Last night the weather was mild, we had a half waxing moon, and me and the dogs hiked uphill, off trail. The moon was bright enough on the snow that I never turned on my headlamp until we reached our camping spot at 9pm.
My pack felt fine. The snow was soft, without the ice crust that made me slip on the steep slopes last time out. The only thing I had to watch out for were branches in the shade of the moon that would poke me in the face. Once I was swinging up over a boulder and a stiff branch hit the top of my pack, almost sending me on a backwards fall.
My border collies know this place well - we backpack there every winter. It is a 8500 foot mesa, bordered on the east by huge rock formations, the south and north by steep slopes, and on the west by a hard climb up another ridge. I have never seen anyone up there except the friend I took with us one spring.
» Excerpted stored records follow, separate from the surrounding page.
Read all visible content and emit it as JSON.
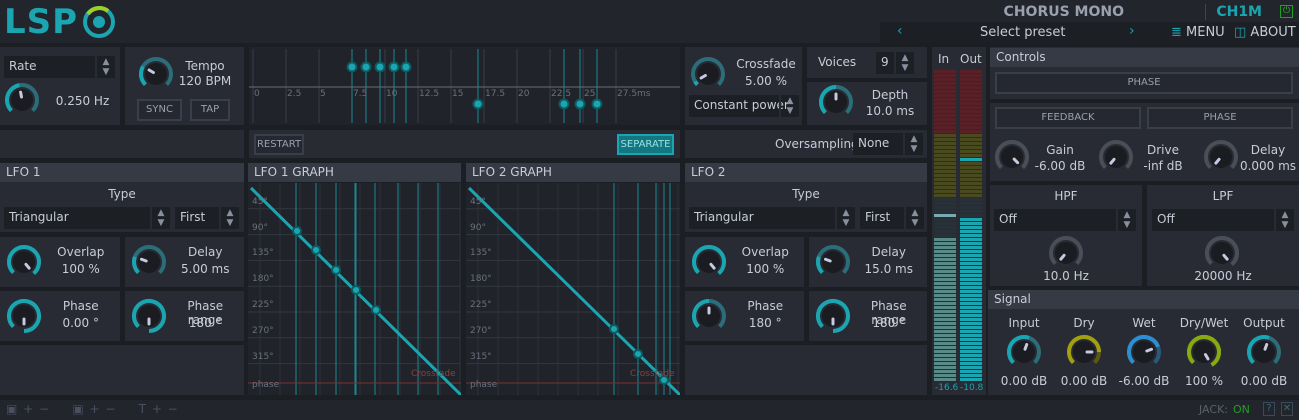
{
  "header": {
    "logo": "LSP",
    "plugin_name": "CHORUS MONO",
    "plugin_id": "CH1M",
    "preset": "Select preset",
    "prev": "‹",
    "next": "›",
    "menu": "MENU",
    "about": "ABOUT"
  },
  "rate": {
    "mode": "Rate",
    "value": "0.250 Hz"
  },
  "tempo": {
    "label": "Tempo",
    "value": "120 BPM",
    "sync": "SYNC",
    "tap": "TAP"
  },
  "delay_graph": {
    "ticks": [
      "0",
      "2.5",
      "5",
      "7.5",
      "10",
      "12.5",
      "15",
      "17.5",
      "20",
      "22.5",
      "25",
      "27.5ms"
    ],
    "restart": "RESTART",
    "separate": "SEPARATE"
  },
  "crossfade": {
    "label": "Crossfade",
    "value": "5.00 %",
    "mode": "Constant power"
  },
  "voices": {
    "label": "Voices",
    "value": "9"
  },
  "depth": {
    "label": "Depth",
    "value": "10.0 ms"
  },
  "oversampling": {
    "label": "Oversampling",
    "value": "None"
  },
  "lfo1": {
    "title": "LFO 1",
    "type_label": "Type",
    "type": "Triangular",
    "order": "First",
    "overlap_label": "Overlap",
    "overlap": "100 %",
    "delay_label": "Delay",
    "delay": "5.00 ms",
    "phase_label": "Phase",
    "phase": "0.00 °",
    "range_label": "Phase range",
    "range": "180 °"
  },
  "lfo2": {
    "title": "LFO 2",
    "type_label": "Type",
    "type": "Triangular",
    "order": "First",
    "overlap_label": "Overlap",
    "overlap": "100 %",
    "delay_label": "Delay",
    "delay": "15.0 ms",
    "phase_label": "Phase",
    "phase": "180 °",
    "range_label": "Phase range",
    "range": "180 °"
  },
  "graph1": {
    "title": "LFO 1 GRAPH",
    "ticks": [
      "45°",
      "90°",
      "135°",
      "180°",
      "225°",
      "270°",
      "315°"
    ],
    "xlabel": "phase",
    "crossfade": "Crossfade"
  },
  "graph2": {
    "title": "LFO 2 GRAPH",
    "ticks": [
      "45°",
      "90°",
      "135°",
      "180°",
      "225°",
      "270°",
      "315°"
    ],
    "xlabel": "phase",
    "crossfade": "Crossfade"
  },
  "meters": {
    "in_label": "In",
    "out_label": "Out",
    "in_value": "-16.6",
    "out_value": "-10.8"
  },
  "controls": {
    "title": "Controls",
    "phase_top": "PHASE",
    "feedback": "FEEDBACK",
    "phase": "PHASE",
    "gain_label": "Gain",
    "gain": "-6.00 dB",
    "drive_label": "Drive",
    "drive": "-inf dB",
    "delay_label": "Delay",
    "delay": "0.000 ms",
    "hpf_label": "HPF",
    "hpf_mode": "Off",
    "hpf": "10.0 Hz",
    "lpf_label": "LPF",
    "lpf_mode": "Off",
    "lpf": "20000 Hz"
  },
  "signal": {
    "title": "Signal",
    "input_label": "Input",
    "input": "0.00 dB",
    "dry_label": "Dry",
    "dry": "0.00 dB",
    "wet_label": "Wet",
    "wet": "-6.00 dB",
    "drywet_label": "Dry/Wet",
    "drywet": "100 %",
    "output_label": "Output",
    "output": "0.00 dB"
  },
  "footer": {
    "jack_label": "JACK:",
    "jack_state": "ON",
    "help": "?"
  },
  "colors": {
    "accent": "#1aa5b0",
    "dry": "#a0a010",
    "drywet": "#88aa10",
    "wet": "#2e8fd0",
    "grey": "#4a4e58"
  }
}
A precarious climb along a thin edge takes you to a gorgeous view over the valley. Mollie went out there first, followed by old Ben. Hayley and Maggie didn't go out this year. Maggie is old and has stamina for hiking, but just can't jump much anymore. (I often have to help her into the truck). I am sure Hayley could have made it, but she might have remembered how it scared her to death when she was still a puppy the first time I brought her up there, and couldn't get over that.
I have been up to the mesa enough that I know the route without map or gps. There is a house size rock with a level north edge just before I turn south into the flat area where I camp. I pause at the rock, and place my hand on it.
I have been doing the same thing for longer than I can remember, kneeling down and placing my palm on the flat surface of an exposed root near the old Cottonwood on the Greenbelt.
There is no question why I do it - to acknowledge home ground, the power of place.
I also open my hand and heart to the mystery of this world, and the divinity and spirits that watch over it.